The United States is expressing concern about what it says are candidate-registration problems and harassment of opposition politicians in the run-up to the October presidential elections in Azerbaijan.
The State Department is stressing that the United States does not take a position on, or support, any particular candidate in the October 15 Azerbaijani election.
But it says U.S. officials are "troubled" by recent events in the campaign in the central Asian state, including the denial of candidate registrations, and the arrest of supporters of some candidates.
A State Department spokeswoman, Joanne Prokopowicz, expressed concern about what she said was the harassment of opposition party leaders, including the arrest of associates of Isa Gambar, the presidential candidate of the conservative Musavat Party, and of Ali Karimli of the Peoples Front of Azerbaijan Party or PFAP.
She urged authorities in Baku to cease the harassment, which she said is in keeping with neither Azerbaijani law or the country's international commitments.
She also said the United States has "serious concerns" about the use of violence by authorities in breaking up unsanctioned public demonstrations, and appealed to the government to use restraint and to allow the peaceful public expression of political views.
Ms. Prokopowicz further cited the rejection by the Azerbaijani Central Election Commission of presidential candidacies including that of Rasul Gouliev of the opposition Azerbaijan Democratic Party, a former speaker of the parliament.
She said the commission actions raise serious questions as to whether Azerbaijani law is being applied fairly, and said U.S. concerns are shared by the Organization for Security and Cooperation mission in Baku, Azerbaijani opposition party leaders, and by members of the U.S. Congress.
The United States has been a persistent critic of the human rights record of the government of Azerbaijani President Heydar Aliyev, a Soviet-era communist party leader who was first elected in 1993 and is seeking a third five-year term in office.
In its annual global human rights report issued in March, the State Department said Azerbaijan's human rights record "remained poor" and included restrictions on the freedoms of speech and the press, arbitrary arrests and caseS of torture by police.

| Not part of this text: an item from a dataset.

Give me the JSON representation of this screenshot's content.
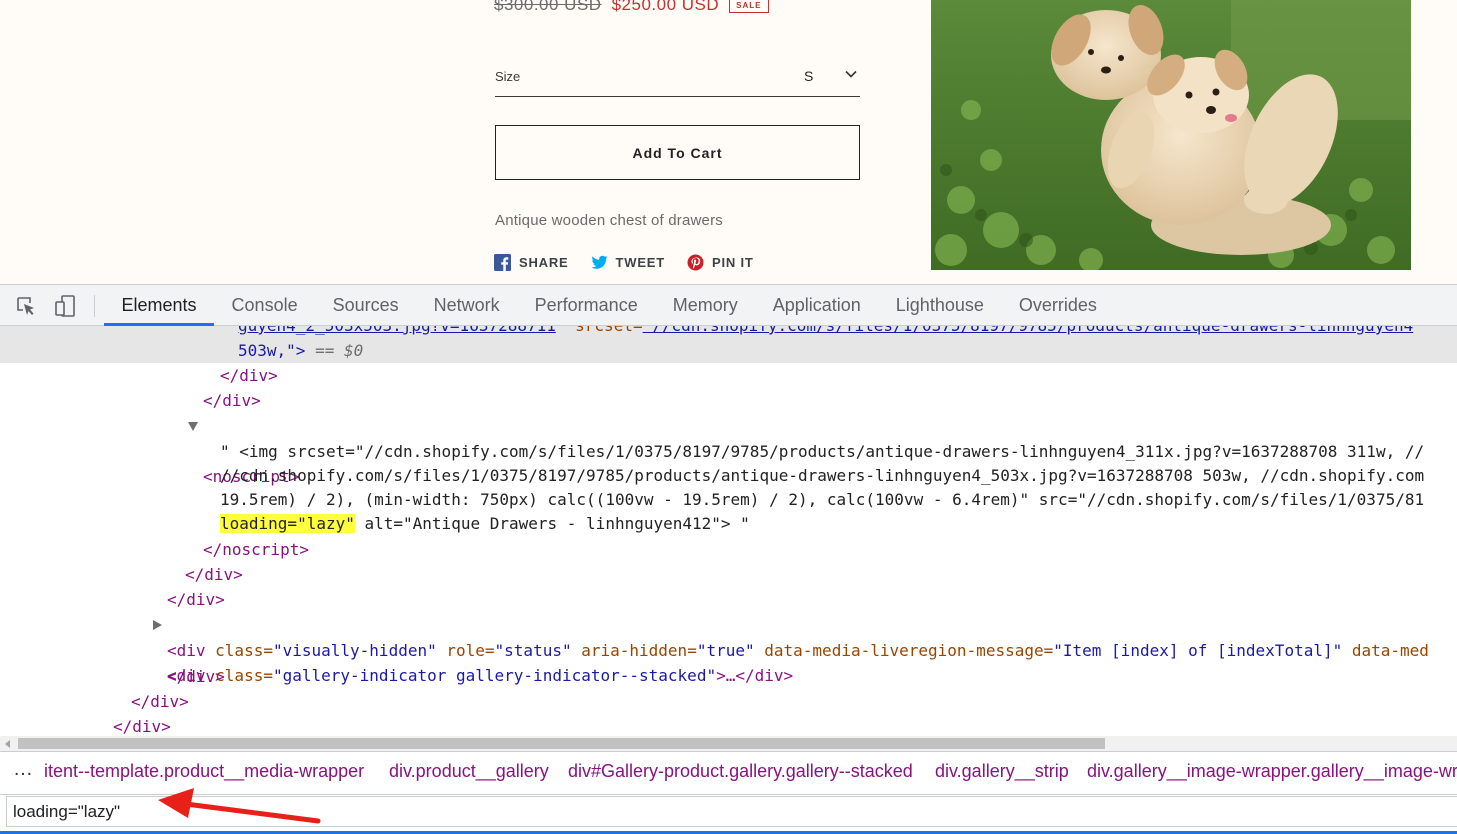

It said Mr. Aliyev's last re-election in 1998 was marred by serious irregularities, and that recent national assembly elections and a referendum on constitutional amendments in August of last year were similarly deficient.